## TASK DETAILS:
Every line below containing the word "passengers" should be found and copied.
******
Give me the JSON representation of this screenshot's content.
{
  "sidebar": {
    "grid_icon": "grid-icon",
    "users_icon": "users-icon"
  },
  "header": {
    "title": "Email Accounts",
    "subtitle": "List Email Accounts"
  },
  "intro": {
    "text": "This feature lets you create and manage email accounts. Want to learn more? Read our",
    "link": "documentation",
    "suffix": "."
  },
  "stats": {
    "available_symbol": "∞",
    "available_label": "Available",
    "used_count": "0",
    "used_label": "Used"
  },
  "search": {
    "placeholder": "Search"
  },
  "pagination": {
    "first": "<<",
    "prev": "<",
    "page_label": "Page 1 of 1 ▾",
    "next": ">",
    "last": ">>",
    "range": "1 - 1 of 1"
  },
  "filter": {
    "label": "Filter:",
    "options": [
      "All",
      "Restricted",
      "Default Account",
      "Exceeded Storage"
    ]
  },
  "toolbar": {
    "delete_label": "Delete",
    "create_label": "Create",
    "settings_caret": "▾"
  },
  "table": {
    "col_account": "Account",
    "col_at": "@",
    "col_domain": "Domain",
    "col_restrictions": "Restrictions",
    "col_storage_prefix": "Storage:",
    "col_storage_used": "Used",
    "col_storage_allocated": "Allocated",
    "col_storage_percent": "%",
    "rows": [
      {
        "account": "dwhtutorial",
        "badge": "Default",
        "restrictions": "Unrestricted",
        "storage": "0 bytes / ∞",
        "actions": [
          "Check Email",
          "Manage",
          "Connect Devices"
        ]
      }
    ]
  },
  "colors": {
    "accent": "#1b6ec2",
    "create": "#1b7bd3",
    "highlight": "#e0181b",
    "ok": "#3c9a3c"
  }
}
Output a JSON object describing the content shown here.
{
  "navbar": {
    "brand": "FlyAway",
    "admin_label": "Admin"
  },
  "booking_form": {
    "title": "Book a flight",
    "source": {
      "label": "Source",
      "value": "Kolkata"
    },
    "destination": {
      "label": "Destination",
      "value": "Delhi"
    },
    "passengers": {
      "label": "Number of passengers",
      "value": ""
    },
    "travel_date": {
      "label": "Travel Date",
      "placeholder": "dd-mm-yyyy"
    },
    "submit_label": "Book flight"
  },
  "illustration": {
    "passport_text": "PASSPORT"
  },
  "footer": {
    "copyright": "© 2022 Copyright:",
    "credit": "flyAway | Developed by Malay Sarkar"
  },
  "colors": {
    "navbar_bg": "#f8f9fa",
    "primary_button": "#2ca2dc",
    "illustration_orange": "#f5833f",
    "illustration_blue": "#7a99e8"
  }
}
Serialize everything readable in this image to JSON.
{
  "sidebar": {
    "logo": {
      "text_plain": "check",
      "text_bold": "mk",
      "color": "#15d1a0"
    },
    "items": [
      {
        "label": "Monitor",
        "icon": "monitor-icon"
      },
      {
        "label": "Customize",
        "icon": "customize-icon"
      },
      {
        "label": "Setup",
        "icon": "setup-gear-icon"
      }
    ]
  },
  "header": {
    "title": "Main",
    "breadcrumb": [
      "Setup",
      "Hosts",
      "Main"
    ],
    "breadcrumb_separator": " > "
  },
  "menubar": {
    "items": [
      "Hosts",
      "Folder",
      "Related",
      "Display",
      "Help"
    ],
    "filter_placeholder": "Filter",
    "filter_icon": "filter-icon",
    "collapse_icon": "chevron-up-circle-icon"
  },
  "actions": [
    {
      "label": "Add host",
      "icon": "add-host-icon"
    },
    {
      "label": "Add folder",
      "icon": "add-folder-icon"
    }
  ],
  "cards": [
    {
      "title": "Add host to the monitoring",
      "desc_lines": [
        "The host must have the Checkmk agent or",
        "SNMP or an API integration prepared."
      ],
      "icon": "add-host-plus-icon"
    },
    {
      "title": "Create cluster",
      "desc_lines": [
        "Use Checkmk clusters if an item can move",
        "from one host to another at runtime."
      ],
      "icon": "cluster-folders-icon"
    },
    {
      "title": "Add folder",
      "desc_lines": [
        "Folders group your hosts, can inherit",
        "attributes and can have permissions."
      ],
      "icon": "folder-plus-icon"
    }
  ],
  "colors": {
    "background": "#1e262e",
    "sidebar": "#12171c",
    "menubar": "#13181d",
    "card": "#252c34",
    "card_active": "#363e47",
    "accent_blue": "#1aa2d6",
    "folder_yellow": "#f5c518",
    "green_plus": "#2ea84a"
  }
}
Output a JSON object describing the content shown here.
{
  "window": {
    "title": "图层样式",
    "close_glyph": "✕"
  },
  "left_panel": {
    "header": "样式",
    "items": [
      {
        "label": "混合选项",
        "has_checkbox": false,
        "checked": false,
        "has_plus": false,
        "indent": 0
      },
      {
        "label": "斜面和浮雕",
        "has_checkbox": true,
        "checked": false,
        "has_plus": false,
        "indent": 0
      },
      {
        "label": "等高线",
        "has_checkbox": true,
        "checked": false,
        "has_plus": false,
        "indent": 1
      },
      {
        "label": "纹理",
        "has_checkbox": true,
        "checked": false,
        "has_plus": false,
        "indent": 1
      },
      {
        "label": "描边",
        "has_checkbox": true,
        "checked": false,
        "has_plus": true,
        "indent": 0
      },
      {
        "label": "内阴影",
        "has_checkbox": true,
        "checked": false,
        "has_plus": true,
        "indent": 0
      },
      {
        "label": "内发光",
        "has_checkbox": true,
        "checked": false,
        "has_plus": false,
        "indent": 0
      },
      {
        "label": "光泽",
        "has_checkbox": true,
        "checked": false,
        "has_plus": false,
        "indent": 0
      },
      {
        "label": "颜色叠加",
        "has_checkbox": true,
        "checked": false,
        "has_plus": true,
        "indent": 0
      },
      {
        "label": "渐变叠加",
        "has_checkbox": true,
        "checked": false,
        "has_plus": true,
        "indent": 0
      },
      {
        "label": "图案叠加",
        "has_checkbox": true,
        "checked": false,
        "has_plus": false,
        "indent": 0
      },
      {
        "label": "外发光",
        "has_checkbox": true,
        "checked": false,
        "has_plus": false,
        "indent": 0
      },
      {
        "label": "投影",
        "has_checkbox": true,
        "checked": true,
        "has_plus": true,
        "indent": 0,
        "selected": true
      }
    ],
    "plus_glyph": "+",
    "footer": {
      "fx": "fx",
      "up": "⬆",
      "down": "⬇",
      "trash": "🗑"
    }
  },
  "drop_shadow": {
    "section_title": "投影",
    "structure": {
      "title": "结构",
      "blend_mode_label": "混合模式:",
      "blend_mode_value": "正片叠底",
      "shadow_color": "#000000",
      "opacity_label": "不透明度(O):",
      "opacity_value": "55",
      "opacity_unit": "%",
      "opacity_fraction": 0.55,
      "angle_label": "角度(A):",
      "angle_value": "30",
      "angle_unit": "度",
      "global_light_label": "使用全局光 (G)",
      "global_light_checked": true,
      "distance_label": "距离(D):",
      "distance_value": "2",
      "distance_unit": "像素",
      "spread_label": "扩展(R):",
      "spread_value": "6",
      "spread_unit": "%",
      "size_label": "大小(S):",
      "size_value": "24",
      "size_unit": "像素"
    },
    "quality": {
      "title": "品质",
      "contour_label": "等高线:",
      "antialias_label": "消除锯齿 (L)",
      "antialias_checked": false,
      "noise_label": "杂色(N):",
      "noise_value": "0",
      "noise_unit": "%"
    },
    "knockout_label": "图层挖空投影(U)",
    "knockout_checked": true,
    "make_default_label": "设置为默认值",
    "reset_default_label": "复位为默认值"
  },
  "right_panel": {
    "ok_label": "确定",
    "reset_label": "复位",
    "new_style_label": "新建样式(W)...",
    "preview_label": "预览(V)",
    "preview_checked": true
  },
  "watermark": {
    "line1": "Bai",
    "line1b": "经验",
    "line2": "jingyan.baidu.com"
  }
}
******
## ANSWER TO THIS EXERCISE:
    "passengers": {
      "label": "Number of passengers",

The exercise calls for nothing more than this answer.